## Goal of the exercise
Every line in the data below has to be repeated exactly; no picture belongs in the result.
Start of Listed entries
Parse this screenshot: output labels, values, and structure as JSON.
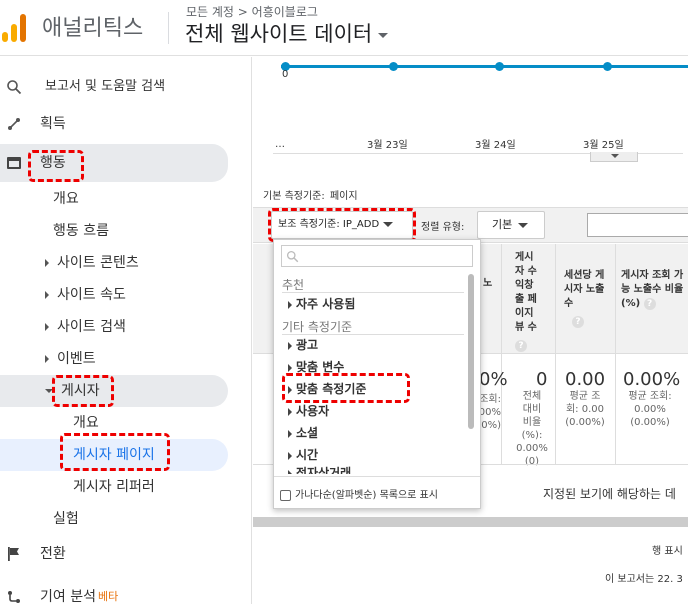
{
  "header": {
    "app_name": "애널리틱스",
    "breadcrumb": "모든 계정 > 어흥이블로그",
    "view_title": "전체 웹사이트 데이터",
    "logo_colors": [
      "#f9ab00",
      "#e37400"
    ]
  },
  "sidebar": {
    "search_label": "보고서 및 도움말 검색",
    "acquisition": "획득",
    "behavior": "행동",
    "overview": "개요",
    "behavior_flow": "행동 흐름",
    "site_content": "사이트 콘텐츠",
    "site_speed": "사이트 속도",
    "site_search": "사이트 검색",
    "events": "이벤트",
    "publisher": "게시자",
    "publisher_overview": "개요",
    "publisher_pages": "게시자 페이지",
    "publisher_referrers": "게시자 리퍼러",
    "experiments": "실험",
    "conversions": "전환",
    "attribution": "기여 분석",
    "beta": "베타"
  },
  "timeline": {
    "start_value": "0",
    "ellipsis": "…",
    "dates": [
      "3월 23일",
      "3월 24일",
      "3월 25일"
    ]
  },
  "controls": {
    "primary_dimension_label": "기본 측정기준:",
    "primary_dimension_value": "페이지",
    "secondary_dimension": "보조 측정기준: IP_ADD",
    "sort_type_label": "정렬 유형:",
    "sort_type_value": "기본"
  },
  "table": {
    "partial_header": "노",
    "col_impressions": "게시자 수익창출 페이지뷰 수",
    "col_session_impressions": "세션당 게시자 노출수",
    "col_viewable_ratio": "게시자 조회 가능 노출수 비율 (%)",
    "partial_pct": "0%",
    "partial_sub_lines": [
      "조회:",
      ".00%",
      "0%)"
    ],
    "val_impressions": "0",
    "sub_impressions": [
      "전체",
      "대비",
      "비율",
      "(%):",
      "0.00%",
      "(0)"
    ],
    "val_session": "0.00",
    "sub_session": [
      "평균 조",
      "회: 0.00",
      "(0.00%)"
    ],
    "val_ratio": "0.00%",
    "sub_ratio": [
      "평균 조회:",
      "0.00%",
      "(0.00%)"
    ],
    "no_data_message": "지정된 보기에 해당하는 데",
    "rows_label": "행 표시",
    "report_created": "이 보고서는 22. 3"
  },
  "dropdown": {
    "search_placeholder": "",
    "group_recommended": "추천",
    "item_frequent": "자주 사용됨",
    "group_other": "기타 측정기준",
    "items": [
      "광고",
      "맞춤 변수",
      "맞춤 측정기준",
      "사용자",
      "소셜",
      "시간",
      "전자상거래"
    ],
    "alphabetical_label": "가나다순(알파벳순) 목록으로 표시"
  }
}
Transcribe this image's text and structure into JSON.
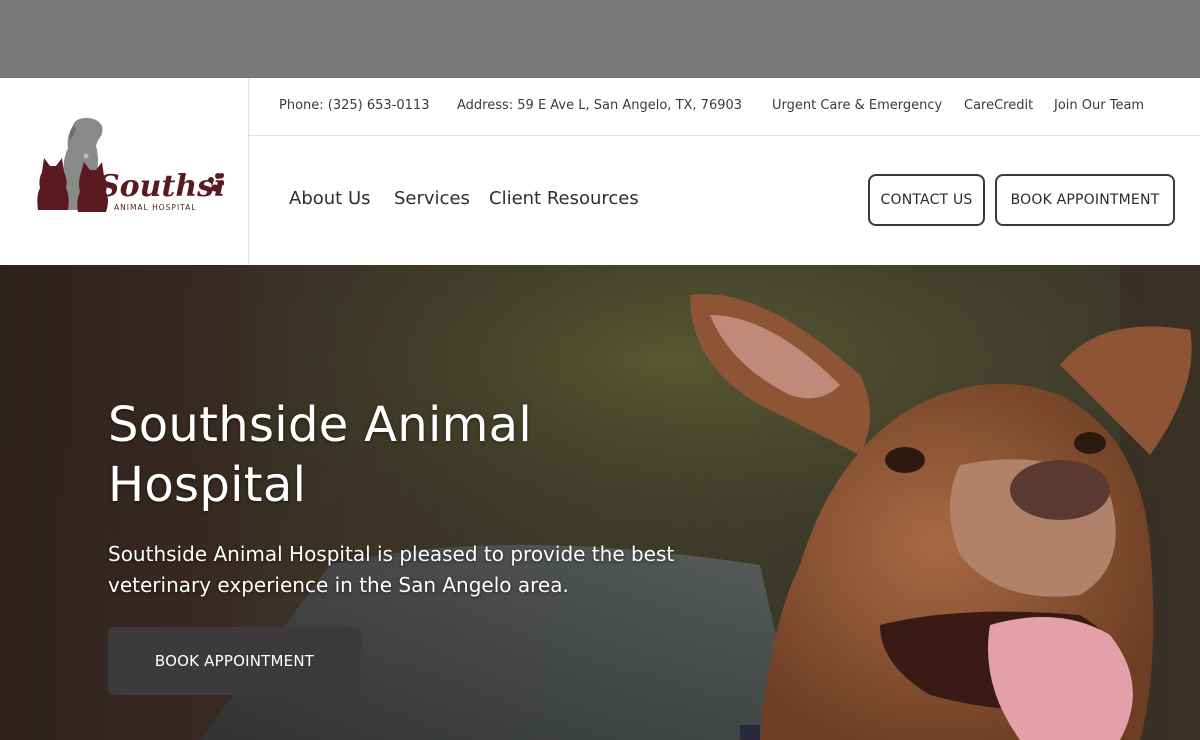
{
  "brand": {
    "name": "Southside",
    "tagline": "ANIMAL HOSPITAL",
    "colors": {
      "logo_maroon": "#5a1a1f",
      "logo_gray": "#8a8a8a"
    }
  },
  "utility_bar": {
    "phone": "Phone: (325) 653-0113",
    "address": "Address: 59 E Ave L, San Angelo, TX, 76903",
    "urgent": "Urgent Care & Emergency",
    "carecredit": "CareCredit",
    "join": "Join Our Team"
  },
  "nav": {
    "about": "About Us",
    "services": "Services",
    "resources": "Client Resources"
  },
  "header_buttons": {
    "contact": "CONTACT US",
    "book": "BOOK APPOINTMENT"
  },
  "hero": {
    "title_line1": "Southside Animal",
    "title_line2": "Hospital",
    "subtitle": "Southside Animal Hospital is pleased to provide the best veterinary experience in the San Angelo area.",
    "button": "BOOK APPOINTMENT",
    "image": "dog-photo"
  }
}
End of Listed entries
## Response to the task
Parse this screenshot: output labels, values, and structure as JSON.
{
  "header": {
    "app_name": "애널리틱스",
    "breadcrumb": "모든 계정 > 어흥이블로그",
    "view_title": "전체 웹사이트 데이터",
    "logo_colors": [
      "#f9ab00",
      "#e37400"
    ]
  },
  "sidebar": {
    "search_label": "보고서 및 도움말 검색",
    "acquisition": "획득",
    "behavior": "행동",
    "overview": "개요",
    "behavior_flow": "행동 흐름",
    "site_content": "사이트 콘텐츠",
    "site_speed": "사이트 속도",
    "site_search": "사이트 검색",
    "events": "이벤트",
    "publisher": "게시자",
    "publisher_overview": "개요",
    "publisher_pages": "게시자 페이지",
    "publisher_referrers": "게시자 리퍼러",
    "experiments": "실험",
    "conversions": "전환",
    "attribution": "기여 분석",
    "beta": "베타"
  },
  "timeline": {
    "start_value": "0",
    "ellipsis": "…",
    "dates": [
      "3월 23일",
      "3월 24일",
      "3월 25일"
    ]
  },
  "controls": {
    "primary_dimension_label": "기본 측정기준:",
    "primary_dimension_value": "페이지",
    "secondary_dimension": "보조 측정기준: IP_ADD",
    "sort_type_label": "정렬 유형:",
    "sort_type_value": "기본"
  },
  "table": {
    "partial_header": "노",
    "col_impressions": "게시자 수익창출 페이지뷰 수",
    "col_session_impressions": "세션당 게시자 노출수",
    "col_viewable_ratio": "게시자 조회 가능 노출수 비율 (%)",
    "partial_pct": "0%",
    "partial_sub_lines": [
      "조회:",
      ".00%",
      "0%)"
    ],
    "val_impressions": "0",
    "sub_impressions": [
      "전체",
      "대비",
      "비율",
      "(%):",
      "0.00%",
      "(0)"
    ],
    "val_session": "0.00",
    "sub_session": [
      "평균 조",
      "회: 0.00",
      "(0.00%)"
    ],
    "val_ratio": "0.00%",
    "sub_ratio": [
      "평균 조회:",
      "0.00%",
      "(0.00%)"
    ],
    "no_data_message": "지정된 보기에 해당하는 데",
    "rows_label": "행 표시",
    "report_created": "이 보고서는 22. 3"
  },
  "dropdown": {
    "search_placeholder": "",
    "group_recommended": "추천",
    "item_frequent": "자주 사용됨",
    "group_other": "기타 측정기준",
    "items": [
      "광고",
      "맞춤 변수",
      "맞춤 측정기준",
      "사용자",
      "소셜",
      "시간",
      "전자상거래"
    ],
    "alphabetical_label": "가나다순(알파벳순) 목록으로 표시"
  }
}
Transcribe this image's text and structure into JSON.
{
  "brand": {
    "name": "Southside",
    "tagline": "ANIMAL HOSPITAL",
    "colors": {
      "logo_maroon": "#5a1a1f",
      "logo_gray": "#8a8a8a"
    }
  },
  "utility_bar": {
    "phone": "Phone: (325) 653-0113",
    "address": "Address: 59 E Ave L, San Angelo, TX, 76903",
    "urgent": "Urgent Care & Emergency",
    "carecredit": "CareCredit",
    "join": "Join Our Team"
  },
  "nav": {
    "about": "About Us",
    "services": "Services",
    "resources": "Client Resources"
  },
  "header_buttons": {
    "contact": "CONTACT US",
    "book": "BOOK APPOINTMENT"
  },
  "hero": {
    "title_line1": "Southside Animal",
    "title_line2": "Hospital",
    "subtitle": "Southside Animal Hospital is pleased to provide the best veterinary experience in the San Angelo area.",
    "button": "BOOK APPOINTMENT",
    "image": "dog-photo"
  }
}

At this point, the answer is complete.